Here embedded is a video of this particular MOB situation.

MOB story 5 – The garage sale:
A friend is out sailing on his boats. His friend is  leaning over the side to scoop up a dropped floating winch handle. He leans out too far and in the drink he goes. He has a known heart condition and the water is very cold. It takes the crew 3 attempts to sail back to the MOB. They toss him a line but it’s not connected to the boat. They toss every lifejacket and thing that floats overboard. Several drunk crew members jump in to save him with out floatation devices themselves.
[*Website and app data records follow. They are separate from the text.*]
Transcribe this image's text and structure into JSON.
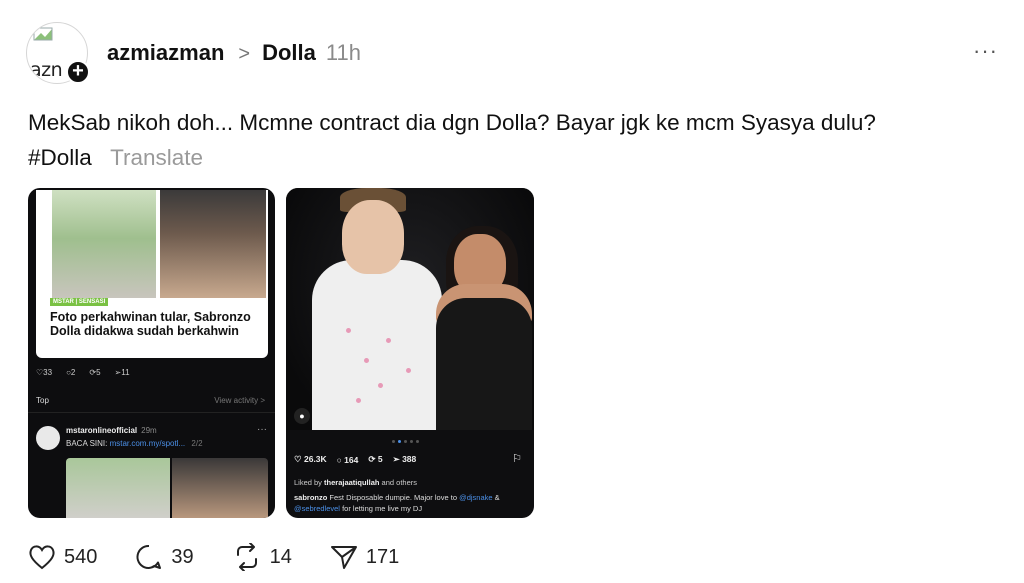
{
  "header": {
    "avatar_text": "azn",
    "username": "azmiazman",
    "separator": ">",
    "community": "Dolla",
    "time": "11h",
    "more": "···"
  },
  "post": {
    "text": "MekSab nikoh doh... Mcmne contract dia dgn Dolla? Bayar jgk ke mcm Syasya dulu?",
    "hashtag": "#Dolla",
    "translate": "Translate"
  },
  "image1": {
    "tag": "MSTAR | SENSASI",
    "headline": "Foto perkahwinan tular, Sabronzo Dolla didakwa sudah berkahwin",
    "stats": [
      "33",
      "2",
      "5",
      "11"
    ],
    "sort": "Top",
    "view_activity": "View activity >",
    "reply_account": "mstaronlineofficial",
    "reply_time": "29m",
    "reply_text": "BACA SINI: ",
    "reply_link": "mstar.com.my/spotl...",
    "reply_pages": "2/2",
    "dots": "···"
  },
  "image2": {
    "likes": "26.3K",
    "comments": "164",
    "reposts": "5",
    "shares": "388",
    "liked_by_prefix": "Liked by ",
    "liked_by_user": "therajaatiqullah",
    "liked_by_suffix": " and others",
    "caption_user": "sabronzo",
    "caption_text": " Fest Disposable dumpie. Major love to ",
    "mention1": "@djsnake",
    "caption_and": " & ",
    "mention2": "@sebredlevel",
    "caption_end": " for letting me live my DJ"
  },
  "actions": {
    "likes": "540",
    "comments": "39",
    "reposts": "14",
    "shares": "171"
  },
  "colors": {
    "link": "#4b8fe6",
    "muted": "#9a9a9a"
  }
}
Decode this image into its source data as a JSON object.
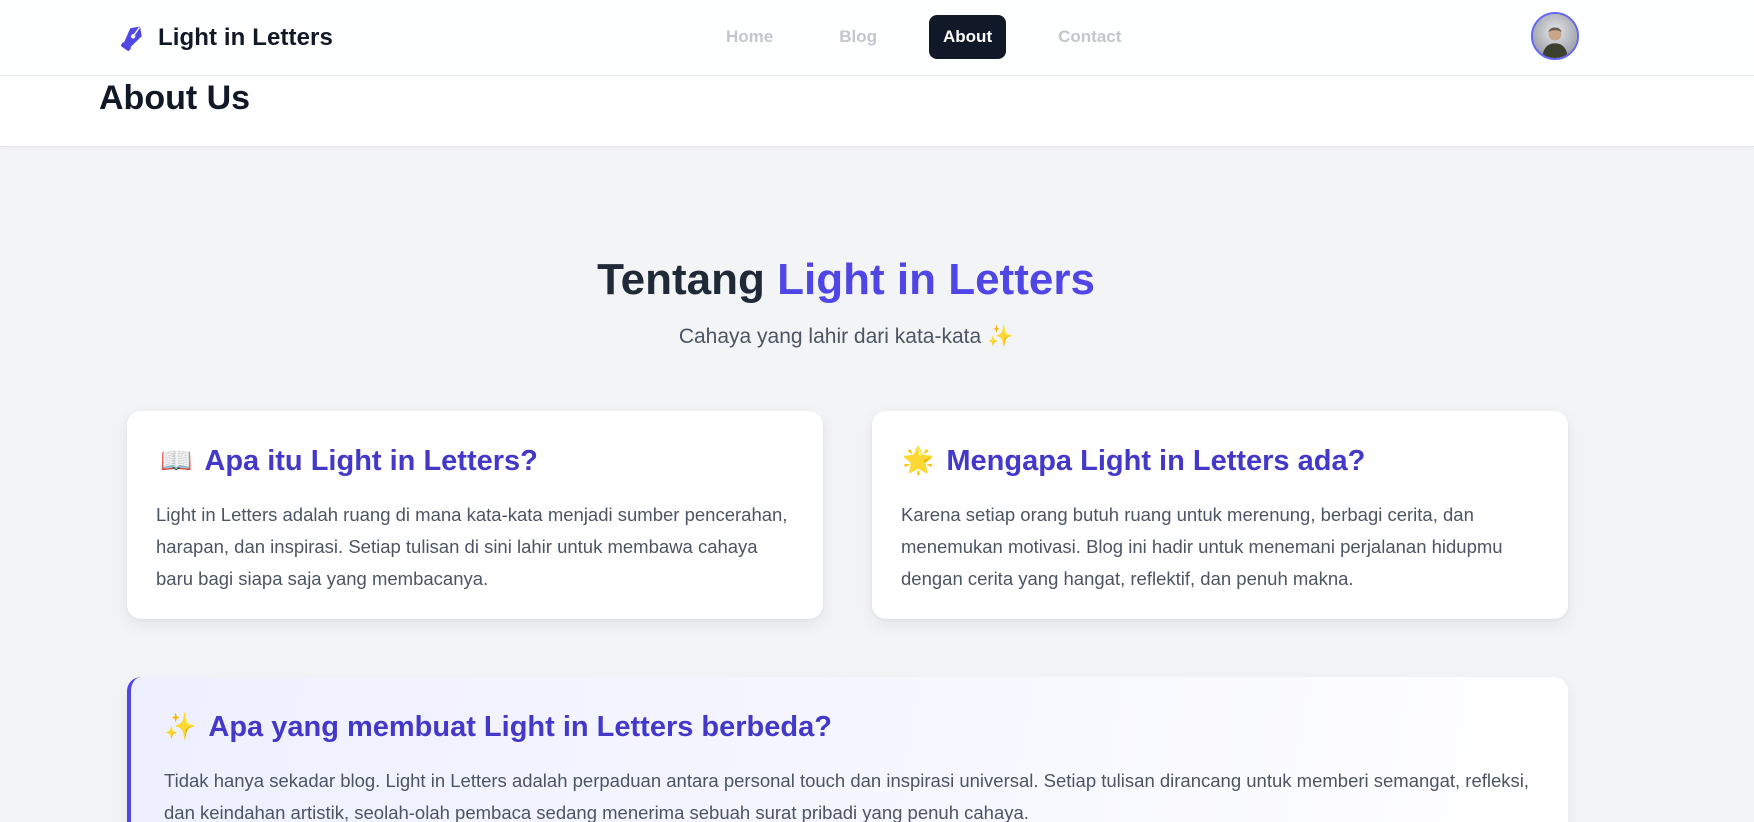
{
  "nav": {
    "brand": "Light in Letters",
    "brand_icon": "pen-nib-icon",
    "links": [
      {
        "label": "Home",
        "active": false
      },
      {
        "label": "Blog",
        "active": false
      },
      {
        "label": "About",
        "active": true
      },
      {
        "label": "Contact",
        "active": false
      }
    ],
    "avatar_icon": "user-avatar"
  },
  "header": {
    "title": "About Us"
  },
  "hero": {
    "title_prefix": "Tentang",
    "title_accent": "Light in Letters",
    "subtitle": "Cahaya yang lahir dari kata-kata ✨"
  },
  "cards": [
    {
      "emoji": "📖",
      "title": "Apa itu Light in Letters?",
      "text": "Light in Letters adalah ruang di mana kata-kata menjadi sumber pencerahan, harapan, dan inspirasi. Setiap tulisan di sini lahir untuk membawa cahaya baru bagi siapa saja yang membacanya."
    },
    {
      "emoji": "🌟",
      "title": "Mengapa Light in Letters ada?",
      "text": "Karena setiap orang butuh ruang untuk merenung, berbagi cerita, dan menemukan motivasi. Blog ini hadir untuk menemani perjalanan hidupmu dengan cerita yang hangat, reflektif, dan penuh makna."
    }
  ],
  "feature": {
    "emoji": "✨",
    "title": "Apa yang membuat Light in Letters berbeda?",
    "text": "Tidak hanya sekadar blog. Light in Letters adalah perpaduan antara personal touch dan inspirasi universal. Setiap tulisan dirancang untuk memberi semangat, refleksi, dan keindahan artistik, seolah-olah pembaca sedang menerima sebuah surat pribadi yang penuh cahaya."
  },
  "colors": {
    "accent": "#4f46e5",
    "heading_accent": "#4338ca",
    "nav_active_bg": "#111827",
    "page_bg": "#f3f4f6"
  }
}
The skipper now has got a regular garage sale going on in the water.

He was not experienced, thus if he was desperate to get the winch handle he should have dowsed the sails and motored in a controlled maner back to it. Beyond that, he should have definitely turned engines on to retrieve the MOB. He also needed to establish command of the crew and calmed them to ensure they follow his orders and plan.

 In Summary

Review and practice your man overboard  techniques at least every few months. Practice commanding the situation and practice the maneuvers.

Embedded into our Day Skipper Sailing Course are the techniques in detail of how to do the maneuvers and command the situation.


What about COB – Captain overboard?

Posted by Director of Education on June 9, 2009 under Bareboat Charter, Crew, Skipper, Storm Tactics | 2 Comments to Read

Last week we made a pretty good point about using the engine as your first method of pick up when you have a man overboard while under sail. And it was quite well received by followers – thanks. Many sailing schools teach the figure 8 recovery method whilst under sail and this is correct we believe so long as it is used as the second method for recovery.

But it may need to be the first if someone has the engine keys in their pocket. Durh!

The problem is that it’s usually the captain who turns off the engine and puts the keys away secure in his/her pocket. And it’s many times the captain who is the most competent sailor and worse yet if the only competent sailor aboard or not aboard as in the case of COB.

The scenario is now pretty easy to realize. Captain goes overboard with keys in pocket and a non experienced crew left on board to sail the boat to a recovery pick up.

Leave the keys in an accessible place. Have a second set of keys available in the chart table and ensure every one knows the COB (captain overboard) recovery plan.

Sailing schools in particular should take notice here because many times you have novice students who are just learning to sail  loaded on the boat. Make COB part of your initial briefing.

When on a bareboat charter make a keys talk part of your initial briefing to everyone.

Stormy conditions? Remind everyone about MOB and COB during the batten down the hatches phase.